Bewitched was genuinely a family show not just for the audiences but also for those associated with it. For instance, the show’s leading lady Elizabeth Montgomery got pregnant multiple times while filming it. Though viewers couldn’t detect it because of her petite figure, the producers couldn’t hide it after some time. Therefore, her pregnancies were made a part of the show’s story.
That’s how you got to see two new additions to the family- Tabitha and Adam Stephens. The kids became a part of the show due to the change in the storyline. But, the family ties don’t end here. Do you know the father of Montgomery’s children was her then-husband, William Asher? And this might surprise you that he was the co-producer and director of Bewitched.
A Colorful Saga
When the series debuted on our TV screens during 1964, it was a time when color wasn’t invented, and therefore, all the shows aired during the early 1960s were in black and white. That’s why you will find the earlier few seasons of Bewitched in black and white.
Later on, as technology improved, producers couldn’t ignore the need to present the show in color. This could mainly be attributed to the high viewer ratings garnered by the series. Network execs were desperate to take the popularity of Bewitched to newer heights by transitioning to color. The last black and white episode of Bewitched titled Prodigy was aired in 1966, after which it was only filmed in color. Resultantly, the production house made huge profits, and the show became one of the highest-earning TV series of that time.
Stylists Weren’t Part of the Team.
Today, we have become pretty accustomed to getting a well-crafted package, whether a film or a TV series. This perfection is achieved through good characterization involving the perfect costumes and looks. For this, the entire wardrobe and makeup department are established to give the characters their distinct looks and attire.
But, back in the 1960s and 1970s, this wasn’t the case. Stylists were never an integral part of the crew back then as they are nowadays. Moreover, the supporting cast was required to arrange for their costumes, and it wasn’t the responsibility of the production house. While the wardrobe department would do ironing and cleaning only. If actors from that era visit the TV show sets today, they might faint after seeing how production houses pamper artists.
Creating magic on screen is not an issue given the unprecedented technological advancement of our time. Film and drama makers can quickly produce the desired environment for their audiences as per the script’s demands. Trained graphic designers and CGI experts are roped in to add special effects. The special effects industry has become a lucrative market nowadays.
But you would be surprised to know that on Bewitched, a show that heavily relied on special effects to show the magical powers of Samantha- the witch, instead of CGI stagehands were used to create the desired effect. Such as, when Samantha had to twitch her nose to clean the room with the blink of an eye, she was asked to stand still while stagehands quickly cleaned the room. That’s how the show’s special effects were created on screen since CGI technology wasn’t available at that time.
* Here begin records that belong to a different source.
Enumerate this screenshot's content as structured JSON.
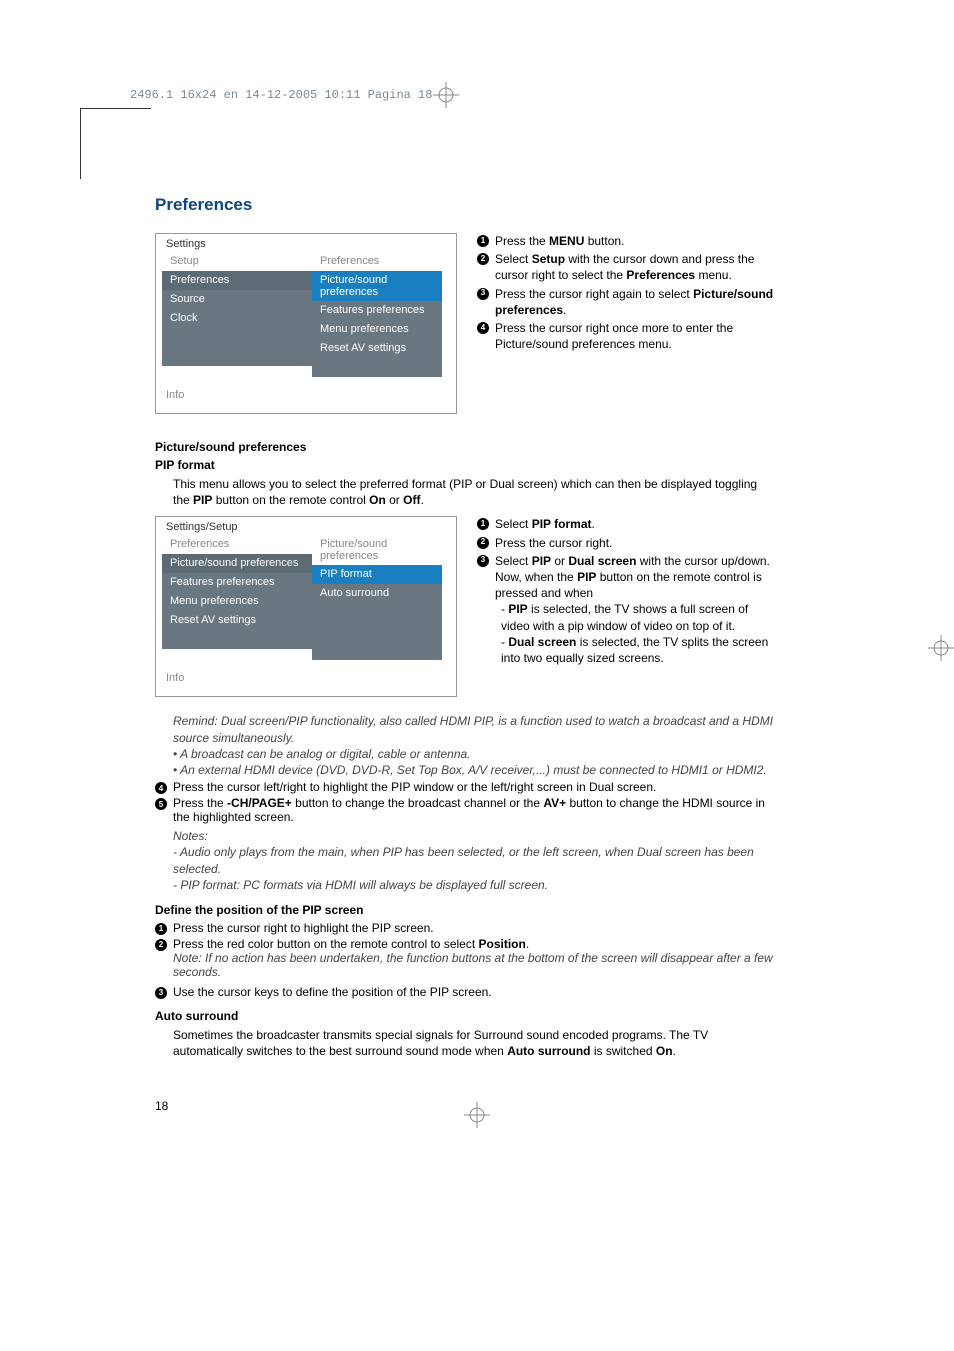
{
  "header_line": "2496.1 16x24 en  14-12-2005  10:11  Pagina 18",
  "title": "Preferences",
  "menu1": {
    "title": "Settings",
    "colA": [
      "Setup",
      "Preferences",
      "Source",
      "Clock",
      "",
      ""
    ],
    "colB_header": "Preferences",
    "colB": [
      "Picture/sound preferences",
      "Features preferences",
      "Menu preferences",
      "Reset AV settings",
      ""
    ],
    "info": "Info"
  },
  "steps1": {
    "s1": "Press the ",
    "s1b": "MENU",
    "s1c": " button.",
    "s2a": "Select ",
    "s2b": "Setup",
    "s2c": " with the cursor down and press the cursor right to select the ",
    "s2d": "Preferences",
    "s2e": " menu.",
    "s3a": "Press the cursor right again to select ",
    "s3b": "Picture/sound preferences",
    "s3c": ".",
    "s4": "Press the cursor right once more to enter the Picture/sound preferences menu."
  },
  "pic_sound_h": "Picture/sound preferences",
  "pip_format_h": "PIP format",
  "pip_intro_a": "This menu allows you to select the preferred format (PIP or Dual screen) which can then be displayed toggling the ",
  "pip_intro_b": "PIP",
  "pip_intro_c": " button on the remote control ",
  "pip_intro_d": "On",
  "pip_intro_e": " or ",
  "pip_intro_f": "Off",
  "pip_intro_g": ".",
  "menu2": {
    "title": "Settings/Setup",
    "colA_header": "Preferences",
    "colA": [
      "Picture/sound preferences",
      "Features preferences",
      "Menu preferences",
      "Reset AV settings",
      ""
    ],
    "colB_header": "Picture/sound preferences",
    "colB": [
      "PIP format",
      "Auto surround",
      "",
      "",
      ""
    ],
    "info": "Info"
  },
  "steps2": {
    "s1a": "Select ",
    "s1b": "PIP format",
    "s1c": ".",
    "s2": "Press the cursor right.",
    "s3a": "Select ",
    "s3b": "PIP",
    "s3c": " or ",
    "s3d": "Dual screen",
    "s3e": " with the cursor up/down. Now, when the ",
    "s3f": "PIP",
    "s3g": " button on the remote control is pressed and when",
    "sub1a": "- ",
    "sub1b": "PIP",
    "sub1c": " is selected, the TV shows a full screen of video with a pip window of video on top of it.",
    "sub2a": "- ",
    "sub2b": "Dual screen",
    "sub2c": " is selected, the TV splits the screen into two equally sized screens."
  },
  "remind": "Remind: Dual screen/PIP functionality, also called HDMI PIP, is a function used to watch a broadcast and a HDMI source simultaneously.",
  "remind_b1": "• A broadcast can be analog or digital, cable or antenna.",
  "remind_b2": "• An external HDMI device (DVD, DVD-R, Set Top Box, A/V receiver,...) must be  connected to HDMI1 or HDMI2.",
  "s4": "Press the cursor left/right to highlight the PIP window or the left/right screen in Dual screen.",
  "s5a": "Press the ",
  "s5b": "-CH/PAGE+",
  "s5c": " button to change the broadcast channel or the ",
  "s5d": "AV+",
  "s5e": " button to change the HDMI source in the highlighted screen.",
  "notes_h": "Notes:",
  "note1": "- Audio only plays from the main, when PIP has been selected, or the left screen, when Dual screen has been selected.",
  "note2": "- PIP format: PC formats via HDMI will always be displayed full screen.",
  "define_pos_h": "Define the position of the PIP screen",
  "dp1": "Press the cursor right to highlight the PIP screen.",
  "dp2a": "Press the red color button on the remote control to select ",
  "dp2b": "Position",
  "dp2c": ".",
  "dp2note": "Note: If no action has been undertaken, the function buttons at the bottom of the screen will disappear after a few seconds.",
  "dp3": "Use the cursor keys to define the position of the PIP screen.",
  "auto_h": "Auto surround",
  "auto_text_a": "Sometimes the broadcaster transmits special signals for Surround sound encoded programs. The TV automatically switches to the best surround sound mode when ",
  "auto_text_b": "Auto surround",
  "auto_text_c": " is switched ",
  "auto_text_d": "On",
  "auto_text_e": ".",
  "page_num": "18"
}
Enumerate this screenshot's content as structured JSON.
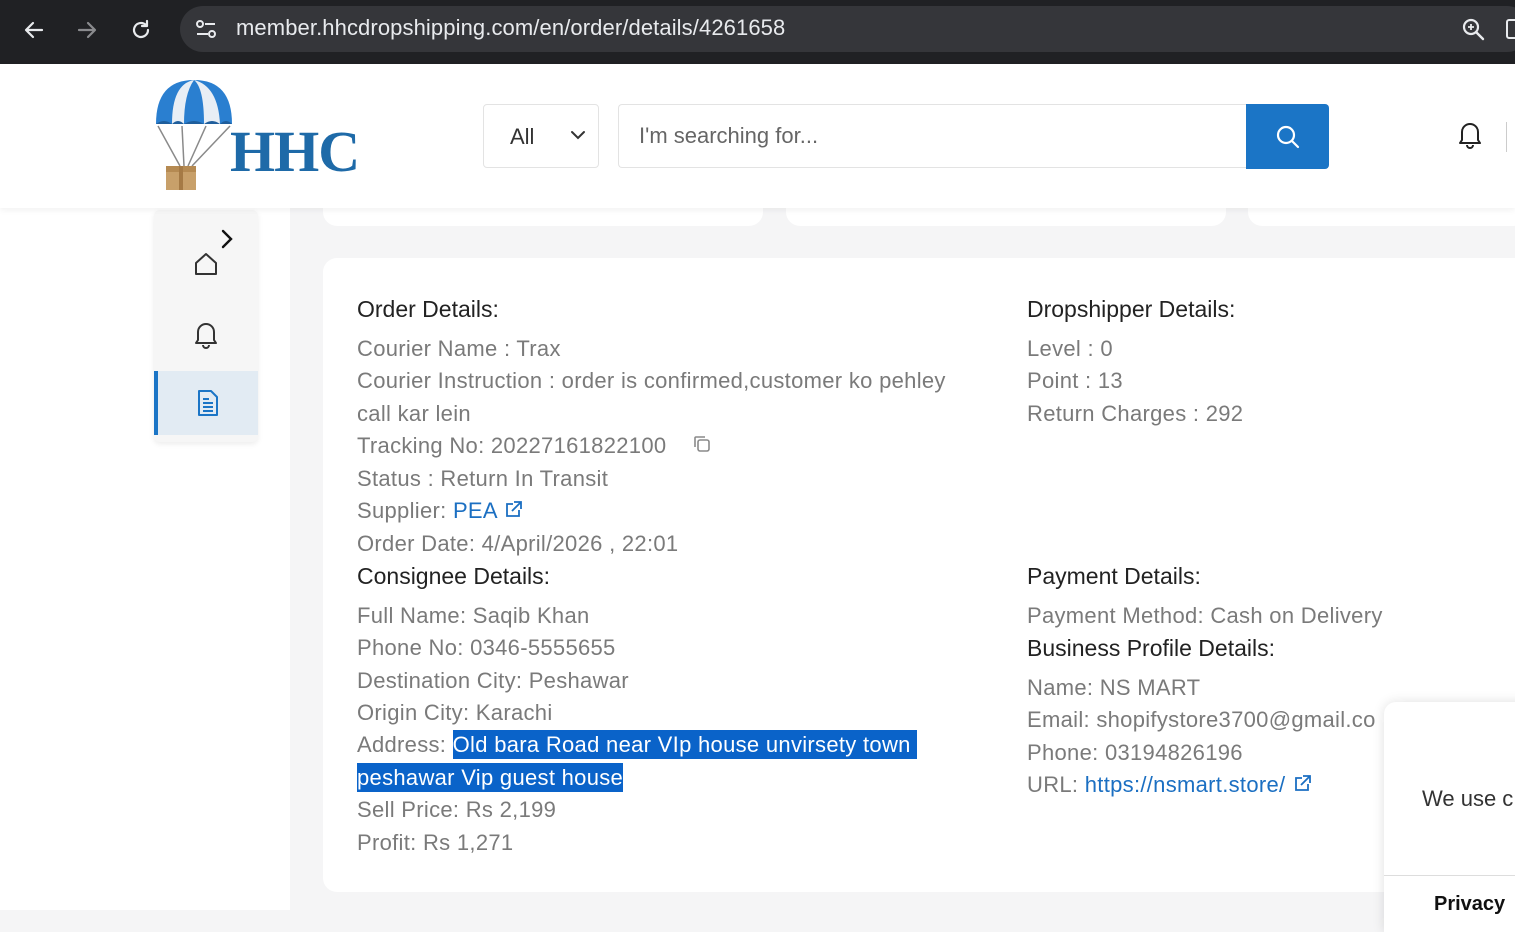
{
  "browser": {
    "url": "member.hhcdropshipping.com/en/order/details/4261658"
  },
  "header": {
    "logo_text": "HHC",
    "category_select": "All",
    "search_placeholder": "I'm searching for..."
  },
  "order_details": {
    "title": "Order Details:",
    "courier_name": "Courier Name : Trax",
    "courier_instruction_line1": "Courier Instruction : order is confirmed,customer ko pehley",
    "courier_instruction_line2": "call kar lein",
    "tracking_no": "Tracking No: 20227161822100",
    "status": "Status : Return In Transit",
    "supplier_label": "Supplier: ",
    "supplier_link": "PEA",
    "order_date": "Order Date: 4/April/2026 , 22:01"
  },
  "consignee_details": {
    "title": "Consignee Details:",
    "full_name": "Full Name: Saqib Khan",
    "phone_no": "Phone No: 0346-5555655",
    "destination_city": "Destination City: Peshawar",
    "origin_city": "Origin City: Karachi",
    "address_label": "Address: ",
    "address_line1": "Old bara Road near VIp house unvirsety town",
    "address_line2": "peshawar Vip guest house",
    "sell_price": "Sell Price: Rs 2,199",
    "profit": "Profit: Rs 1,271"
  },
  "dropshipper_details": {
    "title": "Dropshipper Details:",
    "level": "Level : 0",
    "point": "Point : 13",
    "return_charges": "Return Charges : 292"
  },
  "payment_details": {
    "title": "Payment Details:",
    "payment_method": "Payment Method: Cash on Delivery"
  },
  "business_profile_details": {
    "title": "Business Profile Details:",
    "name": "Name: NS MART",
    "email": "Email: shopifystore3700@gmail.co",
    "phone": "Phone: 03194826196",
    "url_label": "URL: ",
    "url_link": "https://nsmart.store/"
  },
  "cookie_popup": {
    "text": "We use c",
    "link": "Privacy"
  },
  "colors": {
    "accent": "#1b75c6",
    "highlight": "#0a63c9",
    "text_muted": "#7a7a7a"
  }
}
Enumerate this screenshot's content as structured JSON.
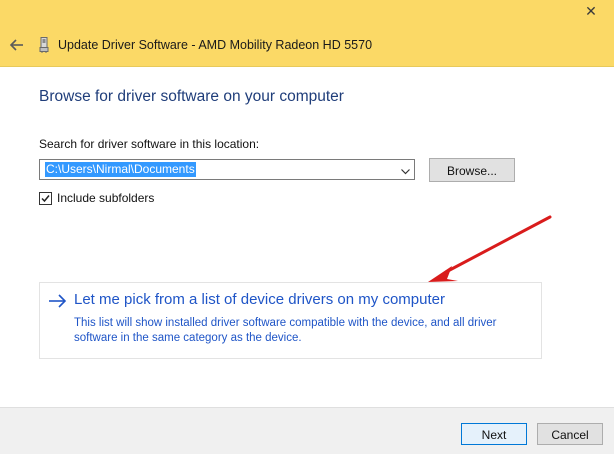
{
  "window": {
    "title": "Update Driver Software - AMD Mobility Radeon HD 5570",
    "close_glyph": "✕",
    "titlebar_color": "#fbd966"
  },
  "page": {
    "heading": "Browse for driver software on your computer",
    "search_label": "Search for driver software in this location:",
    "path_value": "C:\\Users\\Nirmal\\Documents",
    "browse_label": "Browse...",
    "include_subfolders_label": "Include subfolders",
    "include_subfolders_checked": true
  },
  "pick_option": {
    "title": "Let me pick from a list of device drivers on my computer",
    "description": "This list will show installed driver software compatible with the device, and all driver software in the same category as the device.",
    "link_color": "#1f55c7"
  },
  "footer": {
    "next_label": "Next",
    "cancel_label": "Cancel"
  },
  "icons": {
    "back": "back-arrow-icon",
    "device": "graphics-card-icon",
    "close": "close-icon",
    "dropdown": "chevron-down-icon",
    "option_arrow": "right-arrow-icon",
    "checkbox": "checkmark-icon"
  },
  "annotation": {
    "color": "#e02020"
  }
}
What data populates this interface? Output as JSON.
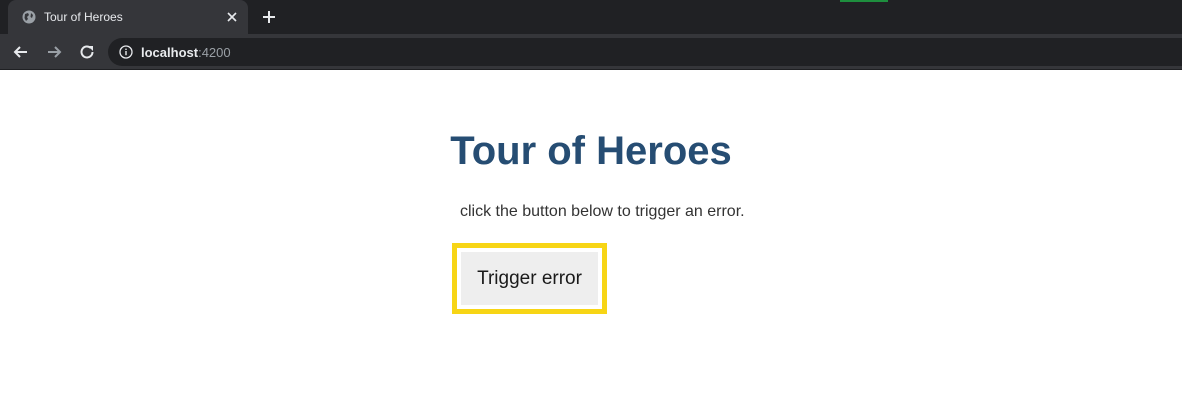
{
  "browser": {
    "tab_title": "Tour of Heroes",
    "url_host": "localhost",
    "url_port": ":4200",
    "colors": {
      "tabstrip": "#202124",
      "toolbar": "#35363a",
      "accent": "#1e8e3e"
    }
  },
  "page": {
    "title": "Tour of Heroes",
    "message": "click the button below to trigger an error.",
    "button_label": "Trigger error",
    "colors": {
      "title": "#264d73",
      "highlight": "#f7d515",
      "button_bg": "#eeeeee"
    }
  },
  "icons": [
    "globe-icon",
    "close-icon",
    "plus-icon",
    "back-arrow-icon",
    "forward-arrow-icon",
    "reload-icon",
    "info-icon"
  ]
}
If you are a history buff and have kept yourself updated about the significant events of the twentieth century, you would agree that the 1960s were a tumultuous time in the USA. Many events of historical importance took place during this time, including the assassination of then-US president John F. Kennedy.
The same is the case with Bewitched. The series had connections with some important events that occurred and took the country by storm during the 1960s. Such as, the show’s leading lady Elizabeth Montgomery who played the character of Samantha, was to film the pilot episode of the show the same day when Kennedy was assassinated. That’s not all. After five years, an episode of Bewitched was taken off air to show breaking news of the assassination of Martin Luther King. Thankfully, America and Bewitched had a relatively smooth run during the 1970s.